─── Material provided
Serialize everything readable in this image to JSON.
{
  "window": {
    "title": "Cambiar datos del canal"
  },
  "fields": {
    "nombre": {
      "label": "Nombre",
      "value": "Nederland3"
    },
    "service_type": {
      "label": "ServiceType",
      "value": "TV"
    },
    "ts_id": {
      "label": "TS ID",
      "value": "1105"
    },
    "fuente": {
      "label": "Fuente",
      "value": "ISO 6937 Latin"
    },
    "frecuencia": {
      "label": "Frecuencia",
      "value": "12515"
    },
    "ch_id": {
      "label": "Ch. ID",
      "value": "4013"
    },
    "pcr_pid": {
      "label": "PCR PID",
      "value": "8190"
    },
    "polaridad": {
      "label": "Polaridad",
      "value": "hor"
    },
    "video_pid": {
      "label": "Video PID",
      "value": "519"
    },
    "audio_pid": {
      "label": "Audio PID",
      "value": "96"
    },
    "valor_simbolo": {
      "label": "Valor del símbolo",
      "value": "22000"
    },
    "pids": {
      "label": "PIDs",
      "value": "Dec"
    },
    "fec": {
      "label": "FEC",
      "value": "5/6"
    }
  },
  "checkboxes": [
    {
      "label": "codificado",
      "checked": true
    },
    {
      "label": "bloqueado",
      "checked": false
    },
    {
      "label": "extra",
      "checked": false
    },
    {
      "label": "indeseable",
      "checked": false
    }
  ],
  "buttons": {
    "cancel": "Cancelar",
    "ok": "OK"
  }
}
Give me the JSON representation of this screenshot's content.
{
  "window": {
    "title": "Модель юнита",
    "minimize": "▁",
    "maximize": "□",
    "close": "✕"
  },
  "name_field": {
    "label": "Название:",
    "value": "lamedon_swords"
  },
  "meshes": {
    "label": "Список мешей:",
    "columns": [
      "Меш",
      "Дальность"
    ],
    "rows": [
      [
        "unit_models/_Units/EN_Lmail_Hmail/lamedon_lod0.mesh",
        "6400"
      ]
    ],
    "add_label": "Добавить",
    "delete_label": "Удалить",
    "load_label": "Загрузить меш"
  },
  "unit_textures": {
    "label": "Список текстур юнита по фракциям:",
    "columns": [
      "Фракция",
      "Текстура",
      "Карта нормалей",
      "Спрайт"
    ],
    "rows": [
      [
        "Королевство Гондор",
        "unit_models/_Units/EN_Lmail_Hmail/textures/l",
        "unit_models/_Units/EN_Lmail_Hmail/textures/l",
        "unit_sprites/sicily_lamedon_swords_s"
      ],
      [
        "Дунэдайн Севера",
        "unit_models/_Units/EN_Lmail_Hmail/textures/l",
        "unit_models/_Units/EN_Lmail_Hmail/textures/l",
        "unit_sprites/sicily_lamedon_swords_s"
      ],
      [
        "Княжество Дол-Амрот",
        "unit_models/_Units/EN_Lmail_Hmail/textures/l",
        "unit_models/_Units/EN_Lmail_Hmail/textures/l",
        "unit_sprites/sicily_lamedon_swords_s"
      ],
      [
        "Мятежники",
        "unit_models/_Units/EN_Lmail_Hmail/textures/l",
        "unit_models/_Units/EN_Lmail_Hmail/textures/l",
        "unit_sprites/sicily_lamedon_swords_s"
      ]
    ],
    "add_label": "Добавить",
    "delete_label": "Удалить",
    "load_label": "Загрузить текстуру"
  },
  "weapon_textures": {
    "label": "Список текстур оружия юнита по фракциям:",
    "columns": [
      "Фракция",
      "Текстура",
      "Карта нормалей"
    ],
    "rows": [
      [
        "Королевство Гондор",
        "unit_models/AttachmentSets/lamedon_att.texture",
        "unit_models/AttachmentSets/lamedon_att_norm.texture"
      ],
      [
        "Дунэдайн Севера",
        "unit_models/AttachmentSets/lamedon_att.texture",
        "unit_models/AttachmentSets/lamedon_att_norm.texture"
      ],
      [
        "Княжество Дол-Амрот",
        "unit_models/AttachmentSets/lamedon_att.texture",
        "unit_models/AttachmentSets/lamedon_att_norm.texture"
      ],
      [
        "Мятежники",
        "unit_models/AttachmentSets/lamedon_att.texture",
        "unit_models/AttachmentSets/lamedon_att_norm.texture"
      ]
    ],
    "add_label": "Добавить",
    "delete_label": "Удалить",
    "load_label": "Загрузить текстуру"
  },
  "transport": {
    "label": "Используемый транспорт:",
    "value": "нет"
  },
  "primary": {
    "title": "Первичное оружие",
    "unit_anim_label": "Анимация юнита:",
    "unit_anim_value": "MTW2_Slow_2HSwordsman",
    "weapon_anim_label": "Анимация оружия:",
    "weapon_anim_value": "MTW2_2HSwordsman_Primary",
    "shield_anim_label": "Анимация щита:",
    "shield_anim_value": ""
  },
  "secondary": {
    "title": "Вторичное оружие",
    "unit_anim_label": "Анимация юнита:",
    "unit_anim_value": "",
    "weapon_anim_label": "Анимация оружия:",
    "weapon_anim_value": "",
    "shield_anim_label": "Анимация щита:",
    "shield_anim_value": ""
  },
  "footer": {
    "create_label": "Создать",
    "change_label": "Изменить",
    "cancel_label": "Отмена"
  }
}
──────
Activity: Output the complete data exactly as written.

Task answer:
Serialize everything readable in this image to JSON.
{
  "window": {
    "title": "Cambiar datos del canal"
  },
  "fields": {
    "nombre": {
      "label": "Nombre",
      "value": "Nederland3"
    },
    "service_type": {
      "label": "ServiceType",
      "value": "TV"
    },
    "ts_id": {
      "label": "TS ID",
      "value": "1105"
    },
    "fuente": {
      "label": "Fuente",
      "value": "ISO 6937 Latin"
    },
    "frecuencia": {
      "label": "Frecuencia",
      "value": "12515"
    },
    "ch_id": {
      "label": "Ch. ID",
      "value": "4013"
    },
    "pcr_pid": {
      "label": "PCR PID",
      "value": "8190"
    },
    "polaridad": {
      "label": "Polaridad",
      "value": "hor"
    },
    "video_pid": {
      "label": "Video PID",
      "value": "519"
    },
    "audio_pid": {
      "label": "Audio PID",
      "value": "96"
    },
    "valor_simbolo": {
      "label": "Valor del símbolo",
      "value": "22000"
    },
    "pids": {
      "label": "PIDs",
      "value": "Dec"
    },
    "fec": {
      "label": "FEC",
      "value": "5/6"
    }
  },
  "checkboxes": [
    {
      "label": "codificado",
      "checked": true
    },
    {
      "label": "bloqueado",
      "checked": false
    },
    {
      "label": "extra",
      "checked": false
    },
    {
      "label": "indeseable",
      "checked": false
    }
  ],
  "buttons": {
    "cancel": "Cancelar",
    "ok": "OK"
  }
}
Give me the JSON representation of this screenshot's content.
{
  "window": {
    "title": "Модель юнита",
    "minimize": "▁",
    "maximize": "□",
    "close": "✕"
  },
  "name_field": {
    "label": "Название:",
    "value": "lamedon_swords"
  },
  "meshes": {
    "label": "Список мешей:",
    "columns": [
      "Меш",
      "Дальность"
    ],
    "rows": [
      [
        "unit_models/_Units/EN_Lmail_Hmail/lamedon_lod0.mesh",
        "6400"
      ]
    ],
    "add_label": "Добавить",
    "delete_label": "Удалить",
    "load_label": "Загрузить меш"
  },
  "unit_textures": {
    "label": "Список текстур юнита по фракциям:",
    "columns": [
      "Фракция",
      "Текстура",
      "Карта нормалей",
      "Спрайт"
    ],
    "rows": [
      [
        "Королевство Гондор",
        "unit_models/_Units/EN_Lmail_Hmail/textures/l",
        "unit_models/_Units/EN_Lmail_Hmail/textures/l",
        "unit_sprites/sicily_lamedon_swords_s"
      ],
      [
        "Дунэдайн Севера",
        "unit_models/_Units/EN_Lmail_Hmail/textures/l",
        "unit_models/_Units/EN_Lmail_Hmail/textures/l",
        "unit_sprites/sicily_lamedon_swords_s"
      ],
      [
        "Княжество Дол-Амрот",
        "unit_models/_Units/EN_Lmail_Hmail/textures/l",
        "unit_models/_Units/EN_Lmail_Hmail/textures/l",
        "unit_sprites/sicily_lamedon_swords_s"
      ],
      [
        "Мятежники",
        "unit_models/_Units/EN_Lmail_Hmail/textures/l",
        "unit_models/_Units/EN_Lmail_Hmail/textures/l",
        "unit_sprites/sicily_lamedon_swords_s"
      ]
    ],
    "add_label": "Добавить",
    "delete_label": "Удалить",
    "load_label": "Загрузить текстуру"
  },
  "weapon_textures": {
    "label": "Список текстур оружия юнита по фракциям:",
    "columns": [
      "Фракция",
      "Текстура",
      "Карта нормалей"
    ],
    "rows": [
      [
        "Королевство Гондор",
        "unit_models/AttachmentSets/lamedon_att.texture",
        "unit_models/AttachmentSets/lamedon_att_norm.texture"
      ],
      [
        "Дунэдайн Севера",
        "unit_models/AttachmentSets/lamedon_att.texture",
        "unit_models/AttachmentSets/lamedon_att_norm.texture"
      ],
      [
        "Княжество Дол-Амрот",
        "unit_models/AttachmentSets/lamedon_att.texture",
        "unit_models/AttachmentSets/lamedon_att_norm.texture"
      ],
      [
        "Мятежники",
        "unit_models/AttachmentSets/lamedon_att.texture",
        "unit_models/AttachmentSets/lamedon_att_norm.texture"
      ]
    ],
    "add_label": "Добавить",
    "delete_label": "Удалить",
    "load_label": "Загрузить текстуру"
  },
  "transport": {
    "label": "Используемый транспорт:",
    "value": "нет"
  },
  "primary": {
    "title": "Первичное оружие",
    "unit_anim_label": "Анимация юнита:",
    "unit_anim_value": "MTW2_Slow_2HSwordsman",
    "weapon_anim_label": "Анимация оружия:",
    "weapon_anim_value": "MTW2_2HSwordsman_Primary",
    "shield_anim_label": "Анимация щита:",
    "shield_anim_value": ""
  },
  "secondary": {
    "title": "Вторичное оружие",
    "unit_anim_label": "Анимация юнита:",
    "unit_anim_value": "",
    "weapon_anim_label": "Анимация оружия:",
    "weapon_anim_value": "",
    "shield_anim_label": "Анимация щита:",
    "shield_anim_value": ""
  },
  "footer": {
    "create_label": "Создать",
    "change_label": "Изменить",
    "cancel_label": "Отмена"
  }
}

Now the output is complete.